For each of the five major feature areas (Collaboration, Entertainment & Media, Creativity, Office/Productivity, and Desktop Basics,) I wanted to highlight a major feature of the desktop or a killer app in that category. You know, there are cool features in Fedora that a lot of long-time Fedora users aren’t even aware of. Let’s let them shine, right?
This mockup fleshes a couple of the six sections out. One piece of feedback I’ve gotten so far is that the text is just too long, “too long, didn’t read.” So it’ll definitely need to be tightened up a bit more.
One thing I think would be really sexy is to add a “download now!” button for folks already running Fedora. The kickass new Fedora PackageDB web application has this feature, so maybe it’s possible! Anyway, the mockup:
Download Pages Mockup
This mockup really isn’t anything remarkable; it’s just the recently-updated http://get.fedoraproject.org design in the new template. The mockup below is for the first page. There’s also other download mockups and they show the detailed options view and the download splash in the new template as well.
Community Page Mockup
Jef did a kick-ass job on this mockup, and he worked very closely with Sijis and me as he iterated on the design, posting revisions in IRC and discussing them with us real-time, then making changes based on our discussion and posting another iteration (so on and so forth.) He also picked the right color for it – magenta is the Fedora “friends” color. The green on the features page will probably have to be changed to “features orange” and the orange on the downloads page to “First green.” One cool component to this design is the idea of a watermark-style Flickr group/tag gallery behind the much larger, masked photo of Fedora community members. Jef also integrated the Fedora microblog feed, and made our current join graphics look a whole lot nicer!
Other mentionable items
fedoraproject.org redesign in staging

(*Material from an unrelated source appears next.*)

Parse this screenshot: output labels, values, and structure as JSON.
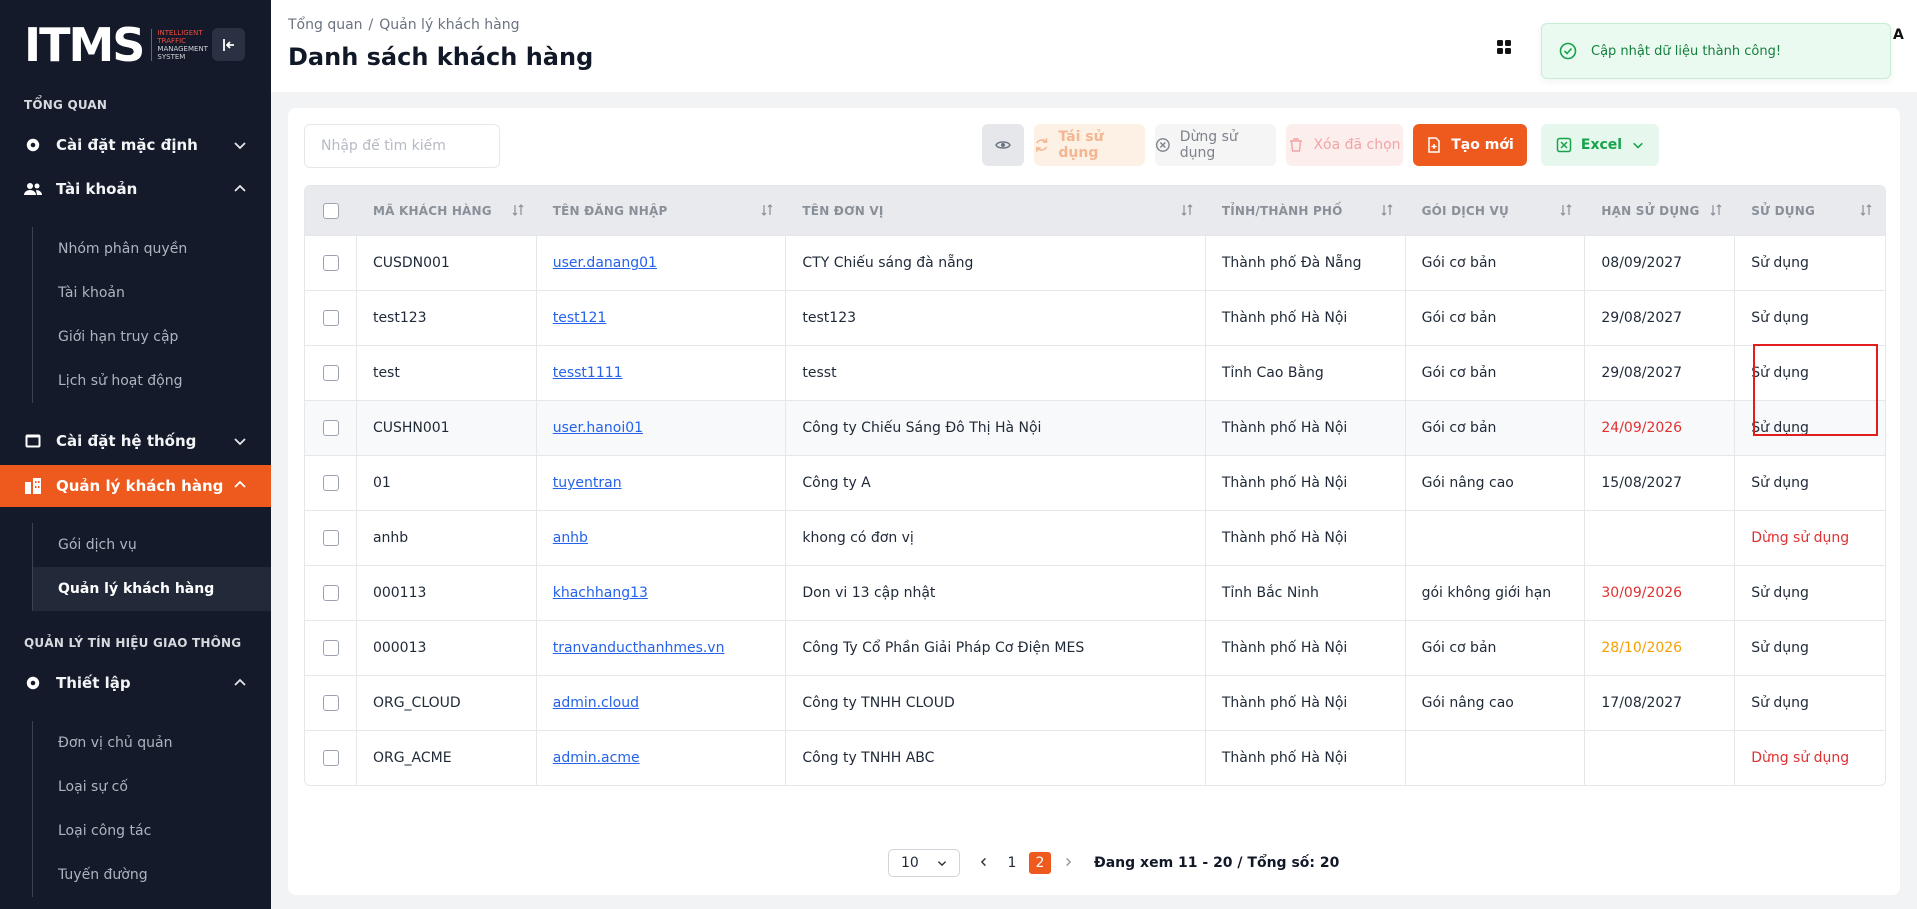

Sijis set up a staging environment for the redesign at http://stg.fedoraproject.org. Right now it has the base template with HTML & CSS Sijis and I worked on, but none of the new design meat I’ve showcased above… we’re working on it! (If you’re interested in helping… pop into #fedora-websites on irc.freenode.net and let’s talk!) So watch our staging environment; as we check in content it’ll appear within an hour or so of checkin.
Download splash system
We’ve got free and open souce fonts Comfortaa and Cantarell embedded in the page, so you’ll note all the mockups use Cantarell as the base font – and the feedback we’ve gotten on the use of Cantarell thus far, by the way, has been overwhelmingly positive.
And yet even more…
Where the action is at
If you want to jump in on this project or just learn more about it:
- Our project page on the wiki is a great place to start.
- Pull up a virtual chair in #fedora-websites on irc.freenode.org and poke me (mizmo), Sijis (sijis), or Jef (Schendje) and chat us up!